Because legislators didn’t agree on a budget by 5 p.m. Wednesday, thousands of immigrants, pregnant women and people with disabilities will receive letters telling them they could stop receiving state services next week.
The state Department of Social and Health Services was forced to send out notifications Wednesday warning people that state government could shut down Monday if lawmakers can’t finalize a budget by Sunday night, agency spokeswoman Chris Case said.
The largest batch of letters DSHS sent out Wednesday will reach 67,000 people, including legal immigrants who receive state-funded food assistance, as well as pregnant women and people with disabilities, Case said. More letters will go out Thursday if lawmakers still haven’t announced an agreement on the state budget, she said.
State government also has notified grocery stores that in the event of a shutdown July 1, the stores won’t be reimbursed for infant formula and other food sold to mothers and pregnant women using government vouchers in the Women, Infants and Children program.
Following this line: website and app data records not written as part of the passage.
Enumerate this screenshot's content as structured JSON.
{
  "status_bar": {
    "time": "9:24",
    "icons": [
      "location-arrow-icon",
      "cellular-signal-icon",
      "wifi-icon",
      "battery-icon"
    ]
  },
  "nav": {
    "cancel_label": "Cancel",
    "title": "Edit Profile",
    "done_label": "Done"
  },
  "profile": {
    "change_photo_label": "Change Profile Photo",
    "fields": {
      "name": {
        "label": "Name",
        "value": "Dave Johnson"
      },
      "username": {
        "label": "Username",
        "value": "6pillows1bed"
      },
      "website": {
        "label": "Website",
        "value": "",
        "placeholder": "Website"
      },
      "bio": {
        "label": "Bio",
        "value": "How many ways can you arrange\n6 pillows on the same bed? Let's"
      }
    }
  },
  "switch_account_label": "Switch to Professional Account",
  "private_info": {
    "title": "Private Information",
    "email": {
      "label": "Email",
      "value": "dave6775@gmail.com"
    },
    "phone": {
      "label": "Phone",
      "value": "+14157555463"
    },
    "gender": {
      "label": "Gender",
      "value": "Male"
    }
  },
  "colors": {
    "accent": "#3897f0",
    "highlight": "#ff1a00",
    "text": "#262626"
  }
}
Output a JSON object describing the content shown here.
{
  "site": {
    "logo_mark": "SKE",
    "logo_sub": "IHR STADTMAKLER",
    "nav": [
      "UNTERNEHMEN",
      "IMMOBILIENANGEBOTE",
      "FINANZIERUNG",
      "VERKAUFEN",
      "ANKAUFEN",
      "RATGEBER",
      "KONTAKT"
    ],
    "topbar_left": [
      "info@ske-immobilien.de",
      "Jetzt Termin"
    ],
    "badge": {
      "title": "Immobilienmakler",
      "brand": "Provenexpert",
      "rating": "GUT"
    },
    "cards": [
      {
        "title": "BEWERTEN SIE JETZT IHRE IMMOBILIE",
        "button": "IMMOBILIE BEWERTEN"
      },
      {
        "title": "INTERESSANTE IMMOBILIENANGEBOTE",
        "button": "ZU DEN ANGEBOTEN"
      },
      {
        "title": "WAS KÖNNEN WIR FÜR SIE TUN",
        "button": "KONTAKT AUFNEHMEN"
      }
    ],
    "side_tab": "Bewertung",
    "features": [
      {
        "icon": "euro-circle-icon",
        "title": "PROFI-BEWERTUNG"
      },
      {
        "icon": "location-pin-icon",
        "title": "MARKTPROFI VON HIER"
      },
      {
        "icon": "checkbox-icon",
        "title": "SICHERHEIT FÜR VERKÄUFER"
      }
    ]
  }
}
“We won’t be able to reimburse the stores, so stores won’t be accepting them,” Department of Health spokesman Tim Church said. “This is really important to moms and toddlers to keep them healthy.”
Some 195,000 Washingtonians receive benefits each month from the program, Church said.
Additionally, the state Health Care Authority will notify 19,000 children who aren’t legal U.S. residents that their health care coverage could end July 1, agency spokesman Jim Stevenson said. Those notices to participants in the Children’s Health Program will most likely be sent Thursday, he said.
Construction projects could be affected as well, because the state Department of Labor and Industries would not conduct electrical inspections if the shutdown occurs, said Mary Alice Heuschel, Gov. Jay Inslee’s chief of staff.
While lawmakers have until June 30 to pass a budget and get it signed by Inslee to avoid a shutdown, certain contractual and legal requirements mean state agencies need to send advance notice of potential disruptions in service, Heuschel said.
“This is a responsible approach to contingency planning, and this will be a state of emergency in our state if this does occur,” Heuschel told reporters Wednesday.
State parks also are facing the possibility of canceling 7,000 reservations during the first week of July, the governor’s office said.
The organizers of one event, a large fiddle festival involving 5,000 people set to begin Sunday at Fort Worden State Park in Port Townsend, already have been told of the possibility of park closures next week, parks spokeswoman Virginia Painter said.
Robert Birman, the executive director of Centrum, the nonprofit organizing the Festival of American Fiddle Tunes, said organizers have made a backup plan to hold the weeklong event at the fairgrounds in Port Townsend. But they are optimistic lawmakers won’t put them in that position, he said.
“We’ve been following this very closely,” Birman said. “We’re confident that Washington will do what’s right.”
Parks officials aren’t notifying individual reservation holders yet, Painter said, but are telling concerned callers that they might want to wait and see what happens at the Capitol, since a budget deal could emerge at any time.
“The best approach is just hang on and don’t panic, and if a closure should happen, then you can get a refund,” Painter said.
If a budget deal is reached by Sunday, making this week’s warnings a false alarm, agencies will use social media and their websites to help tell people they’re still in business, Case, the DSHS spokeswoman, said.
“We’ll tweet about it; we’ll put it on Facebook; we’ve got an emergency phone number,” Case said. “Then we have to figure out how to tell the clients, ‘Nevermind, we’re still here.’”